Records for the task: Begin

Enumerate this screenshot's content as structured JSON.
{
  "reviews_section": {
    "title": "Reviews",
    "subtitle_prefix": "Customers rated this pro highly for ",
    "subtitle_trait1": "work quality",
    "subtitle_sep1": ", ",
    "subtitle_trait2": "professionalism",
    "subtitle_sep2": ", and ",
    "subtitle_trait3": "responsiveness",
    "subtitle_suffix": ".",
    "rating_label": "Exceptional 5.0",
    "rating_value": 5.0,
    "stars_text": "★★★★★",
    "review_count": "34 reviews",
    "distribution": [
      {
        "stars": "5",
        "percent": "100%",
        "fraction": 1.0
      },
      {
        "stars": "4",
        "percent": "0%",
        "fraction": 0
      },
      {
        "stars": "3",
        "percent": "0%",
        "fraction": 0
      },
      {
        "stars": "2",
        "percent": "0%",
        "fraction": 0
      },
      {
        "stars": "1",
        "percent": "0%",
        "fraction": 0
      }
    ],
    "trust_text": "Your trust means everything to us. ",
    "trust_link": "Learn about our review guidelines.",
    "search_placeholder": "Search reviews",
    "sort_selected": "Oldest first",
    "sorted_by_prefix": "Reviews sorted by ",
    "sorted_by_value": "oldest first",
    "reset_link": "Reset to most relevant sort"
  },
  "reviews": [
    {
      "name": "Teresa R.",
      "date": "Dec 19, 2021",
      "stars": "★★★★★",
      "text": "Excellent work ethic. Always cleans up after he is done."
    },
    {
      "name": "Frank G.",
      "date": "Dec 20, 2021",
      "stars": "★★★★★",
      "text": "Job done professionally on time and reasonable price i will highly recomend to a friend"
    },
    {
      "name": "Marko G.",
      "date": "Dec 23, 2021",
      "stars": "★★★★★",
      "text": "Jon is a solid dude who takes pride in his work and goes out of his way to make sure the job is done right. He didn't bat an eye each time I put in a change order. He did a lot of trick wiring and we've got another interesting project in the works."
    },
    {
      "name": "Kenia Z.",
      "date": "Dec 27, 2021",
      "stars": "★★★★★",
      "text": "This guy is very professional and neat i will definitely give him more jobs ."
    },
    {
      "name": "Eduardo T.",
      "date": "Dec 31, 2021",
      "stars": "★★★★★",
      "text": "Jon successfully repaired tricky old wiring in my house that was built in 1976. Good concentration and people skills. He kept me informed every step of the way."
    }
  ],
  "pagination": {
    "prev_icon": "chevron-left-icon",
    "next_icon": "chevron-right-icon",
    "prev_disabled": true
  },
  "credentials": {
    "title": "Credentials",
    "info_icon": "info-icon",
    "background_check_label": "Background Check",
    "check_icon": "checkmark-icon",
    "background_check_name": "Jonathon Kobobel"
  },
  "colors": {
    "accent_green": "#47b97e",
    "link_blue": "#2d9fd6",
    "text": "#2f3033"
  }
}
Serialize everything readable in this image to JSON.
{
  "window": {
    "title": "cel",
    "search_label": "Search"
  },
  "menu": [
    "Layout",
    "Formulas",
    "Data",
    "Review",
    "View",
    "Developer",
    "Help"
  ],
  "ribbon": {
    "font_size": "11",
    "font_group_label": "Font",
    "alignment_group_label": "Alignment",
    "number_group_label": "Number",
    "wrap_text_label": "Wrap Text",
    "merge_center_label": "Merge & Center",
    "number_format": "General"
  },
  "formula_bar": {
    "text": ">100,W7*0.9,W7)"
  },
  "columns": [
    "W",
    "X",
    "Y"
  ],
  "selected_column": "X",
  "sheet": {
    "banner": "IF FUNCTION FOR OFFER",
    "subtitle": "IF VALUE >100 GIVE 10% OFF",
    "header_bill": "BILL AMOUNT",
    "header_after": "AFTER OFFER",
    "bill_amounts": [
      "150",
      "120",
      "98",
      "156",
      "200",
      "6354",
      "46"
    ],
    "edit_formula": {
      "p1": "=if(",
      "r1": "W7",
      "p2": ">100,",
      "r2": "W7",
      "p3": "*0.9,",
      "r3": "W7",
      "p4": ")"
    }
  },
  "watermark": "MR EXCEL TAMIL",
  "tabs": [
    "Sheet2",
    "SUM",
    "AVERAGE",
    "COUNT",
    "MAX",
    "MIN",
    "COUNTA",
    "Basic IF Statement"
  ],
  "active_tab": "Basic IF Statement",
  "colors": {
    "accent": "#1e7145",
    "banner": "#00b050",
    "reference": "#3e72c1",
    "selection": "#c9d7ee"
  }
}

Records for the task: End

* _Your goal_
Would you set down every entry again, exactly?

* _Result for this task_
Enumerate this screenshot's content as structured JSON.
{
  "reviews_section": {
    "title": "Reviews",
    "subtitle_prefix": "Customers rated this pro highly for ",
    "subtitle_trait1": "work quality",
    "subtitle_sep1": ", ",
    "subtitle_trait2": "professionalism",
    "subtitle_sep2": ", and ",
    "subtitle_trait3": "responsiveness",
    "subtitle_suffix": ".",
    "rating_label": "Exceptional 5.0",
    "rating_value": 5.0,
    "stars_text": "★★★★★",
    "review_count": "34 reviews",
    "distribution": [
      {
        "stars": "5",
        "percent": "100%",
        "fraction": 1.0
      },
      {
        "stars": "4",
        "percent": "0%",
        "fraction": 0
      },
      {
        "stars": "3",
        "percent": "0%",
        "fraction": 0
      },
      {
        "stars": "2",
        "percent": "0%",
        "fraction": 0
      },
      {
        "stars": "1",
        "percent": "0%",
        "fraction": 0
      }
    ],
    "trust_text": "Your trust means everything to us. ",
    "trust_link": "Learn about our review guidelines.",
    "search_placeholder": "Search reviews",
    "sort_selected": "Oldest first",
    "sorted_by_prefix": "Reviews sorted by ",
    "sorted_by_value": "oldest first",
    "reset_link": "Reset to most relevant sort"
  },
  "reviews": [
    {
      "name": "Teresa R.",
      "date": "Dec 19, 2021",
      "stars": "★★★★★",
      "text": "Excellent work ethic. Always cleans up after he is done."
    },
    {
      "name": "Frank G.",
      "date": "Dec 20, 2021",
      "stars": "★★★★★",
      "text": "Job done professionally on time and reasonable price i will highly recomend to a friend"
    },
    {
      "name": "Marko G.",
      "date": "Dec 23, 2021",
      "stars": "★★★★★",
      "text": "Jon is a solid dude who takes pride in his work and goes out of his way to make sure the job is done right. He didn't bat an eye each time I put in a change order. He did a lot of trick wiring and we've got another interesting project in the works."
    },
    {
      "name": "Kenia Z.",
      "date": "Dec 27, 2021",
      "stars": "★★★★★",
      "text": "This guy is very professional and neat i will definitely give him more jobs ."
    },
    {
      "name": "Eduardo T.",
      "date": "Dec 31, 2021",
      "stars": "★★★★★",
      "text": "Jon successfully repaired tricky old wiring in my house that was built in 1976. Good concentration and people skills. He kept me informed every step of the way."
    }
  ],
  "pagination": {
    "prev_icon": "chevron-left-icon",
    "next_icon": "chevron-right-icon",
    "prev_disabled": true
  },
  "credentials": {
    "title": "Credentials",
    "info_icon": "info-icon",
    "background_check_label": "Background Check",
    "check_icon": "checkmark-icon",
    "background_check_name": "Jonathon Kobobel"
  },
  "colors": {
    "accent_green": "#47b97e",
    "link_blue": "#2d9fd6",
    "text": "#2f3033"
  }
}
Serialize everything readable in this image to JSON.
{
  "window": {
    "title": "cel",
    "search_label": "Search"
  },
  "menu": [
    "Layout",
    "Formulas",
    "Data",
    "Review",
    "View",
    "Developer",
    "Help"
  ],
  "ribbon": {
    "font_size": "11",
    "font_group_label": "Font",
    "alignment_group_label": "Alignment",
    "number_group_label": "Number",
    "wrap_text_label": "Wrap Text",
    "merge_center_label": "Merge & Center",
    "number_format": "General"
  },
  "formula_bar": {
    "text": ">100,W7*0.9,W7)"
  },
  "columns": [
    "W",
    "X",
    "Y"
  ],
  "selected_column": "X",
  "sheet": {
    "banner": "IF FUNCTION FOR OFFER",
    "subtitle": "IF VALUE >100 GIVE 10% OFF",
    "header_bill": "BILL AMOUNT",
    "header_after": "AFTER OFFER",
    "bill_amounts": [
      "150",
      "120",
      "98",
      "156",
      "200",
      "6354",
      "46"
    ],
    "edit_formula": {
      "p1": "=if(",
      "r1": "W7",
      "p2": ">100,",
      "r2": "W7",
      "p3": "*0.9,",
      "r3": "W7",
      "p4": ")"
    }
  },
  "watermark": "MR EXCEL TAMIL",
  "tabs": [
    "Sheet2",
    "SUM",
    "AVERAGE",
    "COUNT",
    "MAX",
    "MIN",
    "COUNTA",
    "Basic IF Statement"
  ],
  "active_tab": "Basic IF Statement",
  "colors": {
    "accent": "#1e7145",
    "banner": "#00b050",
    "reference": "#3e72c1",
    "selection": "#c9d7ee"
  }
}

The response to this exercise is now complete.